= What you have to do =
Lines below that include "kluczowe" are the answer; copy each one.

= The input =
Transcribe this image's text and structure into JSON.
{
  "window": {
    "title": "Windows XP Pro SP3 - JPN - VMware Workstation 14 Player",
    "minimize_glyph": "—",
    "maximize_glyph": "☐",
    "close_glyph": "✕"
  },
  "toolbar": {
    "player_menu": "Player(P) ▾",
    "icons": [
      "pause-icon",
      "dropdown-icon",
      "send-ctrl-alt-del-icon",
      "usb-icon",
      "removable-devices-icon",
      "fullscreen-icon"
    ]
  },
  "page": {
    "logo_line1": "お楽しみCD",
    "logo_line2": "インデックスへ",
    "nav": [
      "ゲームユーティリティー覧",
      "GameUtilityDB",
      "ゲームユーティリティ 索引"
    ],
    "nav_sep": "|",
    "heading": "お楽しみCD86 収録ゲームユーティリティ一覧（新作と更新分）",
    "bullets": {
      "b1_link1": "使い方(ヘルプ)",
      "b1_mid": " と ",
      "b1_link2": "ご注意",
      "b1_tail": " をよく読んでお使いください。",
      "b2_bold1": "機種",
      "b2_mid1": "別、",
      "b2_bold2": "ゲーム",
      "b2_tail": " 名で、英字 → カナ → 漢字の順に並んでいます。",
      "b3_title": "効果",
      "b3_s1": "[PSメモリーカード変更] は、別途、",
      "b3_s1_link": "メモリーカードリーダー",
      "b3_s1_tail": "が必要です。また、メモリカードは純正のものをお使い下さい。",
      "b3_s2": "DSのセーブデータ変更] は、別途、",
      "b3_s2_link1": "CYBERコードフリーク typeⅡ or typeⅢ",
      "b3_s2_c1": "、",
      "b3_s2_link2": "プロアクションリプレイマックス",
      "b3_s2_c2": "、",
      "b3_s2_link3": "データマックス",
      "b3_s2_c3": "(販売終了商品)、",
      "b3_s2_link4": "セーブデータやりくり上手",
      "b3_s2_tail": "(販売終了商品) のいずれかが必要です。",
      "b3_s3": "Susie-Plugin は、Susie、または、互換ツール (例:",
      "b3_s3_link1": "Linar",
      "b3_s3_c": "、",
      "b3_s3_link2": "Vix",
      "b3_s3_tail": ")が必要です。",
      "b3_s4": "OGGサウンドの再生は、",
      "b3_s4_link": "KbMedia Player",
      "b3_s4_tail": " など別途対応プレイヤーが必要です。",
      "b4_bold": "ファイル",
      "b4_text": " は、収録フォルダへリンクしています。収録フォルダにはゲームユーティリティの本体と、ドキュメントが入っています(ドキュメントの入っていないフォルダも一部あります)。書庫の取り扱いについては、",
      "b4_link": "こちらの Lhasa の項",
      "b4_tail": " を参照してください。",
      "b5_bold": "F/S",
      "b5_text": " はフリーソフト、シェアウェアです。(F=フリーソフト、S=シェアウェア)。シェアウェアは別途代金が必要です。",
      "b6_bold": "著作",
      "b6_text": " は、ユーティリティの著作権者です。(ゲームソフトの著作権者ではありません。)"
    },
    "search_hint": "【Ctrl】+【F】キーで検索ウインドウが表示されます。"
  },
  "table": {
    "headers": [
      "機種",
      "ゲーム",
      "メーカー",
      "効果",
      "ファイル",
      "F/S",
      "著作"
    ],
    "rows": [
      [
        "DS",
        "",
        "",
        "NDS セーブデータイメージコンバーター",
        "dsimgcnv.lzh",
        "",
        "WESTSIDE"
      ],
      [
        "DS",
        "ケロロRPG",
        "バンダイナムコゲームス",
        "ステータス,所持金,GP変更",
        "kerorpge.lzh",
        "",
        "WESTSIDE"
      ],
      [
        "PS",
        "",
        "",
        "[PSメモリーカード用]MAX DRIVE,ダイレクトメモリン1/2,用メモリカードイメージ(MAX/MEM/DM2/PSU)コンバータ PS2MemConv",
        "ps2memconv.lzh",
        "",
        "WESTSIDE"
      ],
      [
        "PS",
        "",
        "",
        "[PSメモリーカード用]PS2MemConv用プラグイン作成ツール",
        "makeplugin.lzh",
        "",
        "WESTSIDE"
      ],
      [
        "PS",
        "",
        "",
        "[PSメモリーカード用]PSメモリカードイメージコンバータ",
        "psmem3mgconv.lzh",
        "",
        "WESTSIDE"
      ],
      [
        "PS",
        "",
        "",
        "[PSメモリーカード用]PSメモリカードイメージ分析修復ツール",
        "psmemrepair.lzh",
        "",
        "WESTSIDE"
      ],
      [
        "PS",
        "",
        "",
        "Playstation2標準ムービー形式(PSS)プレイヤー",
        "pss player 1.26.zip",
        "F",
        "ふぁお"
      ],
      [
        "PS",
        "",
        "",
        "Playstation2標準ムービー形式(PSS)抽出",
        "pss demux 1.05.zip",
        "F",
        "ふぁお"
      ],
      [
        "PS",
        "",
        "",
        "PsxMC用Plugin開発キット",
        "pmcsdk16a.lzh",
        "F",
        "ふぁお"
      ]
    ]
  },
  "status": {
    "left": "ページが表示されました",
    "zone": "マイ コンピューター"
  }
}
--
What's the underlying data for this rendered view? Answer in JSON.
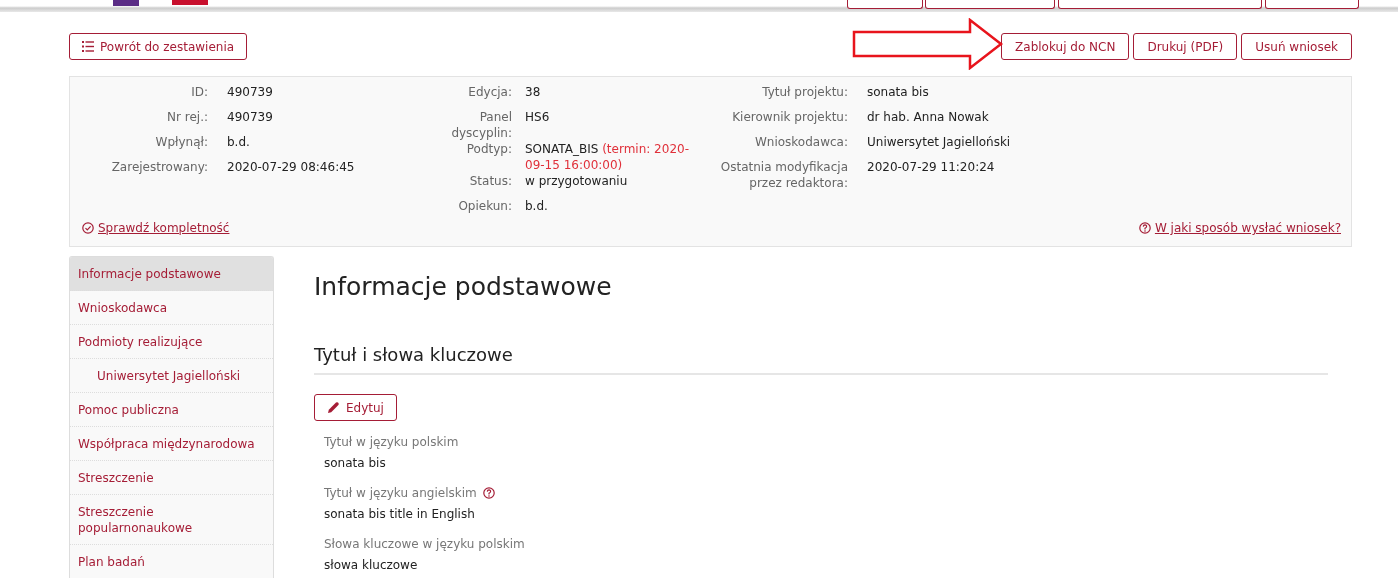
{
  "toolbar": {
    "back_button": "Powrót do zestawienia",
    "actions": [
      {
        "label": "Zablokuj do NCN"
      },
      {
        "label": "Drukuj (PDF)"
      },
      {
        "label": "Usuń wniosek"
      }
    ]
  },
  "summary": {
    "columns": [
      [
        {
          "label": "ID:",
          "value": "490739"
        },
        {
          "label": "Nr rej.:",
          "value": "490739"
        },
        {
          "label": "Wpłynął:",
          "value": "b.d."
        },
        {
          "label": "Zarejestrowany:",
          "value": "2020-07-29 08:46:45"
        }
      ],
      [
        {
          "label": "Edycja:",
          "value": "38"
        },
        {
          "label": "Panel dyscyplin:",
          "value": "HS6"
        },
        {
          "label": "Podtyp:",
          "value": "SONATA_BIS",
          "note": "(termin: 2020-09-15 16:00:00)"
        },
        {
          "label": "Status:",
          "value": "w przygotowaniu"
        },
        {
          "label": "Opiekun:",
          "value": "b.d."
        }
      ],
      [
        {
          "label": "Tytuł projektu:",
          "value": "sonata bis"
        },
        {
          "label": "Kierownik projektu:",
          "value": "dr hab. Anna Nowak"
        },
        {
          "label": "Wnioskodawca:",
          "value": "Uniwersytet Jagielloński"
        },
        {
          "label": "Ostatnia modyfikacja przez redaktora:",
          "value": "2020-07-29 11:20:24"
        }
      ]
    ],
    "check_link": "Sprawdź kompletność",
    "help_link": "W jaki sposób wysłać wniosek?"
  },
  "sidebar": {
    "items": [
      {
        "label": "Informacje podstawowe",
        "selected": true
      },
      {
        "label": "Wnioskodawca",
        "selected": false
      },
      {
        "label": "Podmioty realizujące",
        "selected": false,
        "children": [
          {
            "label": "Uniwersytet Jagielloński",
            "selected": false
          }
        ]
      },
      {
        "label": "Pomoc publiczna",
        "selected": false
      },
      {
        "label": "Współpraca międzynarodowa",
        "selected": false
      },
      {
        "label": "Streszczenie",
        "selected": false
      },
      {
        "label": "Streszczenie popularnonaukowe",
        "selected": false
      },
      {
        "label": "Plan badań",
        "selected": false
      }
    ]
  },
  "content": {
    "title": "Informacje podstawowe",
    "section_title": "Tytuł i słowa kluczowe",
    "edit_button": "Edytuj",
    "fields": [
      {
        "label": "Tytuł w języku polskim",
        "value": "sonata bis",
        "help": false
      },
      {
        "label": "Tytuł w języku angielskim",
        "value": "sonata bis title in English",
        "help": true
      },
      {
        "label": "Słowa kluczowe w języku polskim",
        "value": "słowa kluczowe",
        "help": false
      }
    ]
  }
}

= Solution to the problem =
    "section_title": "Tytuł i słowa kluczowe",
        "label": "Słowa kluczowe w języku polskim",
        "value": "słowa kluczowe",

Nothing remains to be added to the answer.